Problem description:
Read the data below. Every line holding the string "East" must be copied.

Records supplied:
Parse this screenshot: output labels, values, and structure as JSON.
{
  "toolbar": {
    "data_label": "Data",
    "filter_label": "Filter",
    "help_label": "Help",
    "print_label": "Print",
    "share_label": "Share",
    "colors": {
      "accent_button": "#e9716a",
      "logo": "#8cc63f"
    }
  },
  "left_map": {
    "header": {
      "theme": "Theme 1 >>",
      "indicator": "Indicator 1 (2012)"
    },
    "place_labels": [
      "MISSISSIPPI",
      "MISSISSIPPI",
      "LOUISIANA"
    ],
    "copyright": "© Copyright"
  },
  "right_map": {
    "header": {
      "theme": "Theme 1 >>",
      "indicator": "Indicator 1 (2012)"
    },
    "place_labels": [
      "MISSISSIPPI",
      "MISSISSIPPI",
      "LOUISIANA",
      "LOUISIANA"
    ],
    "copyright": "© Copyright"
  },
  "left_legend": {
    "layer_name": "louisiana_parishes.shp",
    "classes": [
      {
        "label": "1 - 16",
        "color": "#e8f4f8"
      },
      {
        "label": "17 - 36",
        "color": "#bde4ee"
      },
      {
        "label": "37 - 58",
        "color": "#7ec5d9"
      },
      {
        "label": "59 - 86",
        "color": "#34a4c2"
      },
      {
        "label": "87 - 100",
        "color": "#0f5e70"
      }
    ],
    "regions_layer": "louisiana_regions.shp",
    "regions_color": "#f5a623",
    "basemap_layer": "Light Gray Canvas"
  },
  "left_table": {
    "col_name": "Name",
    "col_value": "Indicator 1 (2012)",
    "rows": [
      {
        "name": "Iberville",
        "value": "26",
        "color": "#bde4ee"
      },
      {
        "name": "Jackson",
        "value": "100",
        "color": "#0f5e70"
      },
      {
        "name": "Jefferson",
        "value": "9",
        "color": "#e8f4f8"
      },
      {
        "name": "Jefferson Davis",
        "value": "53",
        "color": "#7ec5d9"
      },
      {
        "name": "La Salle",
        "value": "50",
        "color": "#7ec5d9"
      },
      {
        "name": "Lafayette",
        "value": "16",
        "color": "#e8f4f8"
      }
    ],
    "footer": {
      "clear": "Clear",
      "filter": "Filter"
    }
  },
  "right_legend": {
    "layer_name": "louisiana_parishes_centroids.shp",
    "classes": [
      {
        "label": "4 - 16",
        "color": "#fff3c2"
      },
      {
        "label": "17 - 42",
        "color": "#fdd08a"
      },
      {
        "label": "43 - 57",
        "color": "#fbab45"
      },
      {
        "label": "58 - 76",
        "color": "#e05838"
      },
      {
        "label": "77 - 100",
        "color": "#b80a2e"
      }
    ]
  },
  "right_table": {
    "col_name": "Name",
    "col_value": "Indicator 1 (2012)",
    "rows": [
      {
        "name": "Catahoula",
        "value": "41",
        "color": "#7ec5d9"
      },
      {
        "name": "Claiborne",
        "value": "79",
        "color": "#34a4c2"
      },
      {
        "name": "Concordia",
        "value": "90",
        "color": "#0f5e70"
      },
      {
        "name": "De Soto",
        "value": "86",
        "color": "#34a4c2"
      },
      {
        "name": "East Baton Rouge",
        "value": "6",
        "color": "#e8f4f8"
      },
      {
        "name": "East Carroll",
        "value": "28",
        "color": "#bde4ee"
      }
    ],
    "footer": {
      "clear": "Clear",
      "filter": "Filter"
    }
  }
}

Solution below:
        "name": "East Baton Rouge",
        "name": "East Carroll",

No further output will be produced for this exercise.